SOURCE MATERIAL ::
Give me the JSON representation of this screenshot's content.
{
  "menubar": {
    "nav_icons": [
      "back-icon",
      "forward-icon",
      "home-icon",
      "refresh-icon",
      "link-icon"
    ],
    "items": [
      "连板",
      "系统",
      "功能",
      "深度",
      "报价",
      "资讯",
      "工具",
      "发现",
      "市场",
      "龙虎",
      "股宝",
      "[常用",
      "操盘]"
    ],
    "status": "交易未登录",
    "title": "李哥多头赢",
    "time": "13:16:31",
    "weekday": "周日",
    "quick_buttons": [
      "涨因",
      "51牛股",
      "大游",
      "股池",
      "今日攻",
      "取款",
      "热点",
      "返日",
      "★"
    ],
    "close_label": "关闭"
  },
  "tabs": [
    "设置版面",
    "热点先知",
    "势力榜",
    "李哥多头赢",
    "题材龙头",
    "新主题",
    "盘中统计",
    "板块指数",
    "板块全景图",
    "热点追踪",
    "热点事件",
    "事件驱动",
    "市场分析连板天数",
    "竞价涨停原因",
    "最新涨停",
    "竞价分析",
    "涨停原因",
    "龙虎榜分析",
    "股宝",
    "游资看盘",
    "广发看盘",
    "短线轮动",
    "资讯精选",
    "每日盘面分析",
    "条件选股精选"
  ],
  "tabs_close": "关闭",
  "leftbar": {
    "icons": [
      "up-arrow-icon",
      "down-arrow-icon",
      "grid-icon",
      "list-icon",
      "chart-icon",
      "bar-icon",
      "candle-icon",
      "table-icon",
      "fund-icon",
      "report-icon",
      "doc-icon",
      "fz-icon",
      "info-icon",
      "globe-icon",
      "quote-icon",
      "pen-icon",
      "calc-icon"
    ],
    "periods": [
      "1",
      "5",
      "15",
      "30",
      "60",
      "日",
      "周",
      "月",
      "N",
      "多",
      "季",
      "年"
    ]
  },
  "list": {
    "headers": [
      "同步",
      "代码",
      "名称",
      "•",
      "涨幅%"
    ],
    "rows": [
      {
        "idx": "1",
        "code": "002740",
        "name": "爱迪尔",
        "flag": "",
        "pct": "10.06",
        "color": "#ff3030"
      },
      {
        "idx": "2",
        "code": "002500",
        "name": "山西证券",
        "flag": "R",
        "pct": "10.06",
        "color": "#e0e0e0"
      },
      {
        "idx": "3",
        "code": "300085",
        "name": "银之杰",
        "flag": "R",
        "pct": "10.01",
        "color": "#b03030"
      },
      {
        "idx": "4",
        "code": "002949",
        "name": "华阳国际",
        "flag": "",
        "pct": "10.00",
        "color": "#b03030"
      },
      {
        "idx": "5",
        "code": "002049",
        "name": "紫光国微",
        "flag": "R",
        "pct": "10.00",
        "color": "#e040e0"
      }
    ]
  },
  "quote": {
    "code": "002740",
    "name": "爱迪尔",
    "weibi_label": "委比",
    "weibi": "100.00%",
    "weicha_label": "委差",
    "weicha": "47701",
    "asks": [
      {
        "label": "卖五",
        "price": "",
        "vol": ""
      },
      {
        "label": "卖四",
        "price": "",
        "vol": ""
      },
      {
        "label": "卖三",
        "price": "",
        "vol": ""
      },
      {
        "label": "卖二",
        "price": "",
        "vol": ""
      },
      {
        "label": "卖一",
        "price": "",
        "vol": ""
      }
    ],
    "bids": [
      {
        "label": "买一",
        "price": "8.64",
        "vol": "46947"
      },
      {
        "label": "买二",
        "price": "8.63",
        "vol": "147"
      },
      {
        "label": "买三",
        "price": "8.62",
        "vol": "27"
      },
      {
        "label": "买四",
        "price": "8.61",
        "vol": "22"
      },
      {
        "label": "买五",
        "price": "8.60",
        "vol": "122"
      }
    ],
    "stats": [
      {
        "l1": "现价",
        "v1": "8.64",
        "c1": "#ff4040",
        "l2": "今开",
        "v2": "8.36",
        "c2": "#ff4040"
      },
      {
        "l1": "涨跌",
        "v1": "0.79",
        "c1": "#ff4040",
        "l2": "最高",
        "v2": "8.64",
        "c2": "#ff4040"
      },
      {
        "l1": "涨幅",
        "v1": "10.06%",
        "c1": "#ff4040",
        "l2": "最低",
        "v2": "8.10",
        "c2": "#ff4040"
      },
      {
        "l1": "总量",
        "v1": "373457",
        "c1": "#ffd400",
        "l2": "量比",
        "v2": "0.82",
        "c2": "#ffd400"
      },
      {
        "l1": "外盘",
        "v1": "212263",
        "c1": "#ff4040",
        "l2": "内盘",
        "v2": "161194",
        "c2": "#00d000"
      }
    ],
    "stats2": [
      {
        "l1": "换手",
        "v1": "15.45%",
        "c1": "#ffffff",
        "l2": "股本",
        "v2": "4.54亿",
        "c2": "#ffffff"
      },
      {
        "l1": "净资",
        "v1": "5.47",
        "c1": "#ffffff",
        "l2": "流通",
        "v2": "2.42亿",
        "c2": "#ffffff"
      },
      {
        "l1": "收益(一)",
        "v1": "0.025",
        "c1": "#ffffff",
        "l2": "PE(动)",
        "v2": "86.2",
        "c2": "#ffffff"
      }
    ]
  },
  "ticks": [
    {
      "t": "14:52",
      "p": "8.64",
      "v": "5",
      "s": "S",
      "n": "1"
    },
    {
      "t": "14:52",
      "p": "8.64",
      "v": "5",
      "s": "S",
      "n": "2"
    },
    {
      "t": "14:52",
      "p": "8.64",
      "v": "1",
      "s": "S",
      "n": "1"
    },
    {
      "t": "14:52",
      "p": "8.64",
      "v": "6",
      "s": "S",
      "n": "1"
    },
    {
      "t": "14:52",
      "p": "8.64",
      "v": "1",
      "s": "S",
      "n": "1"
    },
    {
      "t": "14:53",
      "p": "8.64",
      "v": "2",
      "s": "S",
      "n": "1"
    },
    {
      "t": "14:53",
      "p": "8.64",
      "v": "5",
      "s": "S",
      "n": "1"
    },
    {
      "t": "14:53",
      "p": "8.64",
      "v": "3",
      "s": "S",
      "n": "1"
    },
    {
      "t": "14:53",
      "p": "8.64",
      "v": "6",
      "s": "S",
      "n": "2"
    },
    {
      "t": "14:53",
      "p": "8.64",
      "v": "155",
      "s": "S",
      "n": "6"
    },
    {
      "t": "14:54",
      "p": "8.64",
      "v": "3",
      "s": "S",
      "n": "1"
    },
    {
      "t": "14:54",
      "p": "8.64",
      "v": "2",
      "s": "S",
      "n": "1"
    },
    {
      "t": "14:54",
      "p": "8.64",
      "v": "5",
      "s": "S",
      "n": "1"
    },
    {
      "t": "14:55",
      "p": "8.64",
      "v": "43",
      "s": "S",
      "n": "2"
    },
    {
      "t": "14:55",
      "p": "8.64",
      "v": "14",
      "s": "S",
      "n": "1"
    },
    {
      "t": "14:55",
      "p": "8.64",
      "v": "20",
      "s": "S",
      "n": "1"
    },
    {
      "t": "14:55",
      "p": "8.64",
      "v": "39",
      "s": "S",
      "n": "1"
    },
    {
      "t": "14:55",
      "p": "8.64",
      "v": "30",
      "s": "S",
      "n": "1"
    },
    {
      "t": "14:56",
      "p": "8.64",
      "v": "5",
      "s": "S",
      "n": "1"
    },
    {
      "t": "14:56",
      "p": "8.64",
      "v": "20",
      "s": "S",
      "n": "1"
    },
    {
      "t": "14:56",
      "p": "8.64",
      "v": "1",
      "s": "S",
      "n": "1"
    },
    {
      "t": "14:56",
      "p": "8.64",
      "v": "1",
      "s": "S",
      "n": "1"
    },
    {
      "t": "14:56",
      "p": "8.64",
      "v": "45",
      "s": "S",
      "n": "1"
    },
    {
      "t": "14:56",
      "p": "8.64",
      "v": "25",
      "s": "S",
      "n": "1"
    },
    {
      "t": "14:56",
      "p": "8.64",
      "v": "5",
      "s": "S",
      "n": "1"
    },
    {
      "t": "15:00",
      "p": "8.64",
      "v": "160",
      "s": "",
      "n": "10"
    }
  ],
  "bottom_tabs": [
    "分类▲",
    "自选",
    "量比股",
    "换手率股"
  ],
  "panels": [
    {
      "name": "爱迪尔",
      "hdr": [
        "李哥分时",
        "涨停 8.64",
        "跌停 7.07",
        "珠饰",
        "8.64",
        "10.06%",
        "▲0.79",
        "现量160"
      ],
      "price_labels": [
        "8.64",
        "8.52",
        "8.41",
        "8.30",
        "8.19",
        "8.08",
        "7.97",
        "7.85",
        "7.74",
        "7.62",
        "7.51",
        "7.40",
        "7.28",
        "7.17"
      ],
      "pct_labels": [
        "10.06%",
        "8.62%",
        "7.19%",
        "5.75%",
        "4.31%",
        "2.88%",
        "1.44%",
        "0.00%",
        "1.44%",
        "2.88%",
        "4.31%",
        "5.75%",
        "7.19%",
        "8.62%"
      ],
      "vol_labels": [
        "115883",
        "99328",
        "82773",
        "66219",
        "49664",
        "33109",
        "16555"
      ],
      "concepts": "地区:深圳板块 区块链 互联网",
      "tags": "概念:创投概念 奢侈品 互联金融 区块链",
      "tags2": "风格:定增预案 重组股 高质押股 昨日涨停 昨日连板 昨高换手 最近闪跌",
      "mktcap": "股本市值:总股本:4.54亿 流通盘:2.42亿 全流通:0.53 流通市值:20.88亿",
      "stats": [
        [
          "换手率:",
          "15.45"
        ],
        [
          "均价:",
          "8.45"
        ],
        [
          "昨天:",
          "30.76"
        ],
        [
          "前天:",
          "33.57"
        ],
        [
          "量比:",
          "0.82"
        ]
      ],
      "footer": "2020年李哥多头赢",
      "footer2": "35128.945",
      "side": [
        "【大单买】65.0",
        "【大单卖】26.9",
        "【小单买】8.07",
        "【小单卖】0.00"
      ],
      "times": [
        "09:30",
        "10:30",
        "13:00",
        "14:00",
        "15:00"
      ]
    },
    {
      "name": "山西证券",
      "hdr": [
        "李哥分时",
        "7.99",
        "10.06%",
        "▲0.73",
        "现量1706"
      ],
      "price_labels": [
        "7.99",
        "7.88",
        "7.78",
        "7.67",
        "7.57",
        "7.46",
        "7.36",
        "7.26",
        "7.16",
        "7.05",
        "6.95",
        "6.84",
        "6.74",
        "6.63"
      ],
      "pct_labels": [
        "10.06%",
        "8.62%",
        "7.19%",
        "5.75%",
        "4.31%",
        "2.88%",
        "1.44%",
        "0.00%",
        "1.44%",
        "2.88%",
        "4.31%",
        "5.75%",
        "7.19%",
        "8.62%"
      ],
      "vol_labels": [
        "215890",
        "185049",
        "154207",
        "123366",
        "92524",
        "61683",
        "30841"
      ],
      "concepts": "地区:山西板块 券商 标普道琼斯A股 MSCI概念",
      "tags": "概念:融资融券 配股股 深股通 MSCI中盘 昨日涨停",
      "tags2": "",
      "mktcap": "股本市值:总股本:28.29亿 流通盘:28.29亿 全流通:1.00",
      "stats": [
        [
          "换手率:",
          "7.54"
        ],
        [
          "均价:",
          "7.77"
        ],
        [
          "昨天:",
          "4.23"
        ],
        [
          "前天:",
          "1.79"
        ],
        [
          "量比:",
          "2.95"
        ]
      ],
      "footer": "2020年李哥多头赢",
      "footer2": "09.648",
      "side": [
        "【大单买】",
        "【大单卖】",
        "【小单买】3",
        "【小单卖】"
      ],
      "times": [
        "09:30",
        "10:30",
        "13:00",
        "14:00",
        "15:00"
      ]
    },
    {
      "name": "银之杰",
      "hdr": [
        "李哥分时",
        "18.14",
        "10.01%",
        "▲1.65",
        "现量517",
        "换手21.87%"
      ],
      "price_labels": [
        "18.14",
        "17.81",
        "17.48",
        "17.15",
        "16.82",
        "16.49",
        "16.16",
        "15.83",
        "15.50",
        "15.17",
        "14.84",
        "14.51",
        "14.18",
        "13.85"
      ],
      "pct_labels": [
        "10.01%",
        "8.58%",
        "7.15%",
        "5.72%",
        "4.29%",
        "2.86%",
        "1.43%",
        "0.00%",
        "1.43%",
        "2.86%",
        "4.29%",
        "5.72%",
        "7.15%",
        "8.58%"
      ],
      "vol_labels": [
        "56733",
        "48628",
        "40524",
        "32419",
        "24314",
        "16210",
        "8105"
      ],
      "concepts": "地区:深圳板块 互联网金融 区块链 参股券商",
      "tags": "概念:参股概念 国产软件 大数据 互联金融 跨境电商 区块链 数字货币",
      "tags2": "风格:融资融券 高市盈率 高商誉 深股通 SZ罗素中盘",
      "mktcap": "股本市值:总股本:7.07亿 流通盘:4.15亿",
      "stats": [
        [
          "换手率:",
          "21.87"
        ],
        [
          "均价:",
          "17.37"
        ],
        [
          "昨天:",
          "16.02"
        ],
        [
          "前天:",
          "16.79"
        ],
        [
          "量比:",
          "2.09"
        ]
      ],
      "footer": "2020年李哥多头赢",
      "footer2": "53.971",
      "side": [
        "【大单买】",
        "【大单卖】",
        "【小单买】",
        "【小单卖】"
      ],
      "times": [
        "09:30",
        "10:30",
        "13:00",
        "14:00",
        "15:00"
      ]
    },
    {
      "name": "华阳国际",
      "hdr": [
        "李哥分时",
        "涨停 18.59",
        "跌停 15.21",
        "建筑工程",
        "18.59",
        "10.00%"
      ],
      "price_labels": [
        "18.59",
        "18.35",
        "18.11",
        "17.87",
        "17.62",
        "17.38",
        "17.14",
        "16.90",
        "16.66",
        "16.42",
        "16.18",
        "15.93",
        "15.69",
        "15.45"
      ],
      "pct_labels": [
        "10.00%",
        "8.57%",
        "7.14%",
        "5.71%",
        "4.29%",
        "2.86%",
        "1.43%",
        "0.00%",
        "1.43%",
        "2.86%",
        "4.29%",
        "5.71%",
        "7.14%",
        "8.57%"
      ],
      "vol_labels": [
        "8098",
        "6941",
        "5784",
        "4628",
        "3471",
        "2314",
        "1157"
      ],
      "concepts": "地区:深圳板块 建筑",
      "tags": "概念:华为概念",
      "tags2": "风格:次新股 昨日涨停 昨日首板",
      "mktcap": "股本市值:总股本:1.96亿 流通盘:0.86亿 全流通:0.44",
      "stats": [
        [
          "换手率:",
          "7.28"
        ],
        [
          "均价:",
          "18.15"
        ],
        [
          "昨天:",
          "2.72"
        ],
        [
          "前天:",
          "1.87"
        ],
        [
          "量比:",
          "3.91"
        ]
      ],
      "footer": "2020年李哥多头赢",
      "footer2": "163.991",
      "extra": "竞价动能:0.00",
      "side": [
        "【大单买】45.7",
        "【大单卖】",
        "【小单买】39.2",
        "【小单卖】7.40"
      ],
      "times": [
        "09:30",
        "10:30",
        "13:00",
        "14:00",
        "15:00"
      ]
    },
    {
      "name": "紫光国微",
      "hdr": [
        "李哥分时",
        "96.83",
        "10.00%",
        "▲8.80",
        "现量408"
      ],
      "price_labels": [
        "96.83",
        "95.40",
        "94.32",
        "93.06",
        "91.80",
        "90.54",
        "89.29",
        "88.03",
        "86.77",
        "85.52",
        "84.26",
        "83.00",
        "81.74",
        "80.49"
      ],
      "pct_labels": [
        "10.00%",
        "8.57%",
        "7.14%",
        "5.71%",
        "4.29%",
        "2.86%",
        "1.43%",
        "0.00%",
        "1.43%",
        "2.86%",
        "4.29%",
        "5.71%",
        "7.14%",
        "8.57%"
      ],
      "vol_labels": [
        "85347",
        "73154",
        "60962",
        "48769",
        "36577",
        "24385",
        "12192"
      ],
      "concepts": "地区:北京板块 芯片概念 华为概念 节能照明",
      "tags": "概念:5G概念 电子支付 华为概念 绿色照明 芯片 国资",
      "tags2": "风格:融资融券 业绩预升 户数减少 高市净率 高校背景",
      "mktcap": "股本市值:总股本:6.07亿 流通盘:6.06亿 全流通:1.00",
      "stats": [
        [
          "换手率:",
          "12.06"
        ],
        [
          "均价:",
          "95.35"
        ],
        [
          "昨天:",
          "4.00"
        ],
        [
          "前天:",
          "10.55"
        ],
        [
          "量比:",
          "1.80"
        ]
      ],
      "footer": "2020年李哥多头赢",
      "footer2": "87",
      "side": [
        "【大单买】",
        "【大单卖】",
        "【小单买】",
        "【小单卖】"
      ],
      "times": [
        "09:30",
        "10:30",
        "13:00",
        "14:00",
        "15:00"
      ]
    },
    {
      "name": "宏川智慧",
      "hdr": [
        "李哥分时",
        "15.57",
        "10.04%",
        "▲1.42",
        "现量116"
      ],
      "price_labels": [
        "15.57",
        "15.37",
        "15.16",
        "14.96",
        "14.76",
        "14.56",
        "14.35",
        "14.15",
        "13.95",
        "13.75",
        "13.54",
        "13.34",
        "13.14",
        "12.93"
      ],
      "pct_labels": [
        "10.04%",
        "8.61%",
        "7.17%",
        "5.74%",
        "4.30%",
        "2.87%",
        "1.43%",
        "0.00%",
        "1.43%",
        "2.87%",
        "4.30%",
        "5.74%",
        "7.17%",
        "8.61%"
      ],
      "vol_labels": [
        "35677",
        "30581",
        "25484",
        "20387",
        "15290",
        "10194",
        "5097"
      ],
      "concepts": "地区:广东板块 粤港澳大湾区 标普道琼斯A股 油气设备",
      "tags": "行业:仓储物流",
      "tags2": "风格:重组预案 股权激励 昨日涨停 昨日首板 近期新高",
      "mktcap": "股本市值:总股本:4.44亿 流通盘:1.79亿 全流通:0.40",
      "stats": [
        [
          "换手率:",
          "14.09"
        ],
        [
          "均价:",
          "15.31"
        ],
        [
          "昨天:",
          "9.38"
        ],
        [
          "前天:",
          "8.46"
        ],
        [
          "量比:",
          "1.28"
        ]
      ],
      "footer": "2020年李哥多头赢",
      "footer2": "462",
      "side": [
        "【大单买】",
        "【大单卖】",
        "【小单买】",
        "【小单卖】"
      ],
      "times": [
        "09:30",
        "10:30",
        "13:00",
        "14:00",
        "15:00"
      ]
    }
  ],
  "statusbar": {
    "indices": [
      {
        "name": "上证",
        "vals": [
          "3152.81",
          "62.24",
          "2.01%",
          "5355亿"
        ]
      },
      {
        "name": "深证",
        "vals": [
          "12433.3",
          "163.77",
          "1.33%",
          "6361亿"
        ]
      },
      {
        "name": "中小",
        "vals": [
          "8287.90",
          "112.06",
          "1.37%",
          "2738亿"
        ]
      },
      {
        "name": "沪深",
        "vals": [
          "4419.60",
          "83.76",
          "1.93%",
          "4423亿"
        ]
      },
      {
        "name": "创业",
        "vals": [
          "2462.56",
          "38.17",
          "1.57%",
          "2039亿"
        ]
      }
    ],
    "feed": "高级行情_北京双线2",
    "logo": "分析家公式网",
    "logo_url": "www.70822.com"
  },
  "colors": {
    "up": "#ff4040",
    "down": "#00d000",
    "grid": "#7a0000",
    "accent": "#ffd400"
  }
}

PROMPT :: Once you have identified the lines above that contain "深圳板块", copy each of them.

EXERCISE RESPONSE ::
      "concepts": "地区:深圳板块 区块链 互联网",
      "concepts": "地区:深圳板块 互联网金融 区块链 参股券商",
      "concepts": "地区:深圳板块 建筑",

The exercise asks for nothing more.